Category Archives: Mississippi

Premises Liability Attorney Panther Burn, Mississippi

Properties Liability Summary for Panther Burn, Mississippi

A premises liability claim holds a property owner responsible for any damages occurring out of an injury on that person or entity’s residential or commercial property. In all states, owners that occupy a residential or commercial property needs to make an affordable effort to maintain a safe environment for visitors to it. Failure to keep the home safe for visitors results in “facilities liability.” Typical situations that may generate premises liability lawsuits are:

  • Animal and Pet dog Bites
  • Slip and Fall Accidents
  • Dangerous Home
  • Irresponsible or Inadequate Security
  • Pool Injury
  • Inadequate Upkeep
  • Children on Property
  • Retailer Liability
  • Restaurant Liability

Industrial Residences

Exactly what about injuries at apartment complexes or industrial home that is simply leased? Normally, a property manager is not responsible for the injuries of a renter’s visitor since the occupant is presumed to be in control of the condition of the property. However, there are exceptions, such as for latent defects, which are hidden and harmful conditions currently existing when the renter takes possession of the residential or commercial property. Another exception happens when a property owner carries out repairs for an occupant. The repairs should be carried out in a non-negligent way.

Different states follow various guidelines about who may recover for properties liability and under which conditions. Some states concentrate on the status of the person visiting the property to determine whether liability is appropriate. The status of a visitor in those states is typically guest, licensee, or intruder.

Guests and Tresspassors: Rules for Panther Burn, MS 38765

A guest is somebody welcomed onto a property for a business function, such as a client at a shopping mall. A social guest or licensee is likewise present on the property at the invite or by approval of the property owner or occupant. For guests and licensees, the invitation is an implied pledge that it is safe to be on the property. In some states, a different task of care is owed depending upon whether a visitor is an invitee or licensee, however in other states that acknowledge these differences, the highest duty of care is owed to both.

In many states that concentrate on the status of the visitor to examine liability, trespassers who are on the residential or commercial property without any right to be there and who are injured are unable to recuperate at all. The owner or occupant should simply refrain from intentionally trying to hurt the trespasser, such as by setting traps. Nevertheless, in some cases, when an owner knows it is most likely there will be an intruder, it is needed to give affordable cautions of non-obvious risks to trespassers.

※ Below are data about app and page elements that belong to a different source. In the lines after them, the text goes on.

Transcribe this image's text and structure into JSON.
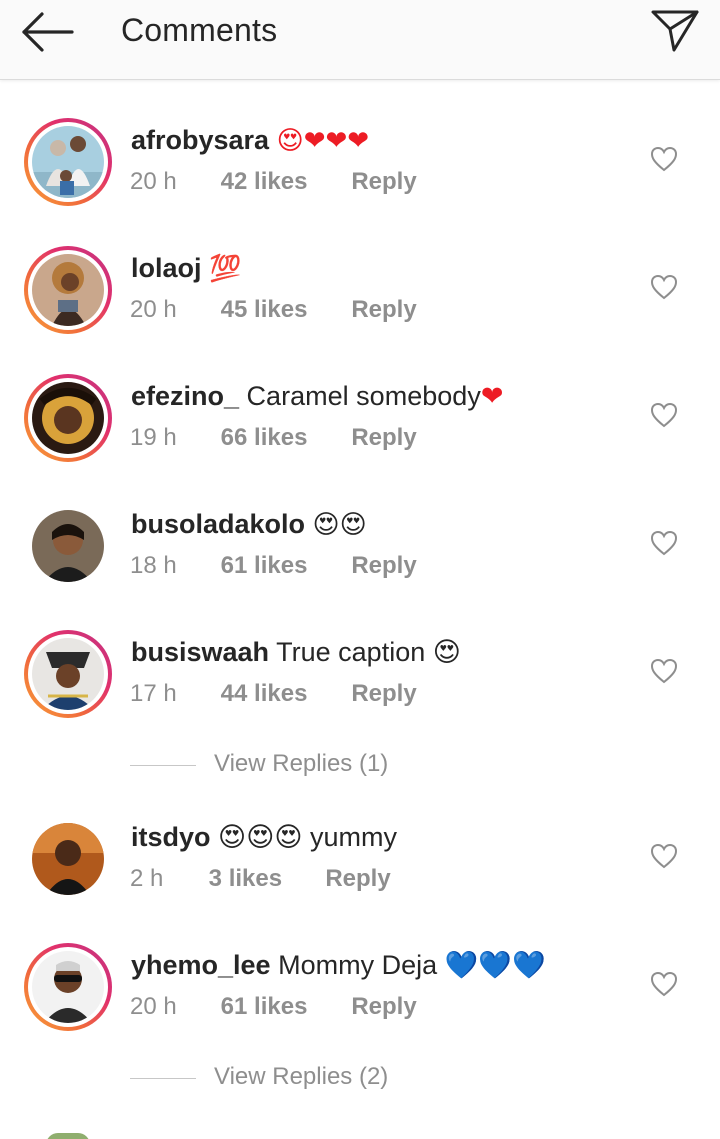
{
  "header": {
    "title": "Comments",
    "back_icon": "arrow-left-icon",
    "send_icon": "paper-plane-icon"
  },
  "comments": [
    {
      "username": "afrobysara",
      "text": "😍❤❤❤",
      "time": "20 h",
      "likes": "42 likes",
      "reply": "Reply",
      "story_ring": true
    },
    {
      "username": "lolaoj",
      "text": "💯",
      "time": "20 h",
      "likes": "45 likes",
      "reply": "Reply",
      "story_ring": true
    },
    {
      "username": "efezino_",
      "text": "Caramel somebody❤",
      "time": "19 h",
      "likes": "66 likes",
      "reply": "Reply",
      "story_ring": true
    },
    {
      "username": "busoladakolo",
      "text": "😍😍",
      "time": "18 h",
      "likes": "61 likes",
      "reply": "Reply",
      "story_ring": false
    },
    {
      "username": "busiswaah",
      "text": "True caption 😍",
      "time": "17 h",
      "likes": "44 likes",
      "reply": "Reply",
      "story_ring": true,
      "view_replies": "View Replies (1)"
    },
    {
      "username": "itsdyo",
      "text": "😍😍😍 yummy",
      "time": "2 h",
      "likes": "3 likes",
      "reply": "Reply",
      "story_ring": false
    },
    {
      "username": "yhemo_lee",
      "text": "Mommy Deja 💙💙💙",
      "time": "20 h",
      "likes": "61 likes",
      "reply": "Reply",
      "story_ring": true,
      "view_replies": "View Replies (2)"
    }
  ],
  "colors": {
    "accent_red": "#ed1c24",
    "meta_gray": "#8e8e8e",
    "ring_start": "#f9a13a",
    "ring_end": "#c13584",
    "blue_heart": "#1a8de0"
  }
}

Usually, the exception to this guideline is a kid trespasser, who might get included with an “appealing annoyance,” like a pool, and therefore is owed a greater responsibility of care.

Stae of the Residential or commercial property; Owner’s and Visitor’s Actions, for 38765

In other states, courts focus on the state of the home and the owner’s and visitor’s actions. Usually, homeowner and occupants owe a duty to keep home fairly safe and make repair works for all visitors except for trespassers. Factors that are considered when identifying the responsibility are the situations under which the visitor came onto the home, the nature of the residential or commercial property, the reasonableness of the owner or occupant’s actions to repair or warn, and the foreseeability of the injury.

An owner or resident need to regularly examine the home to find harmful conditions and either fix them or put up a warning so that legal visitors are not injured. Any owner that fails to meet this task, such as by knowing of a dangerous condition and failing to caution visitors, can be held accountable for visitors’ injuries that result from it.

Limitations on Recuperating for Premises Liability

Many states follow the concepts of comparative fault in premises liability cases. This implies a hurt person who is partially or totally responsible for exactly what took place can not recuperate for damages occurring from a harmful home condition. A visitor has the duty to utilize sensible care to keep himself or herself safe. To the extent the visitor fails to use affordable care, the healing can be lowered by his or her percentage of fault.

For example, in a state following relative negligence, when an injured person is 10% responsible for an injury, the homeowner is responsible for 90% of the injury, and the overall damages are $100,000, the victim’s healing will be only $90,000. In states that follow contributing negligence, the plaintiff might be unable to recuperate at all if he or she is found even a little at fault.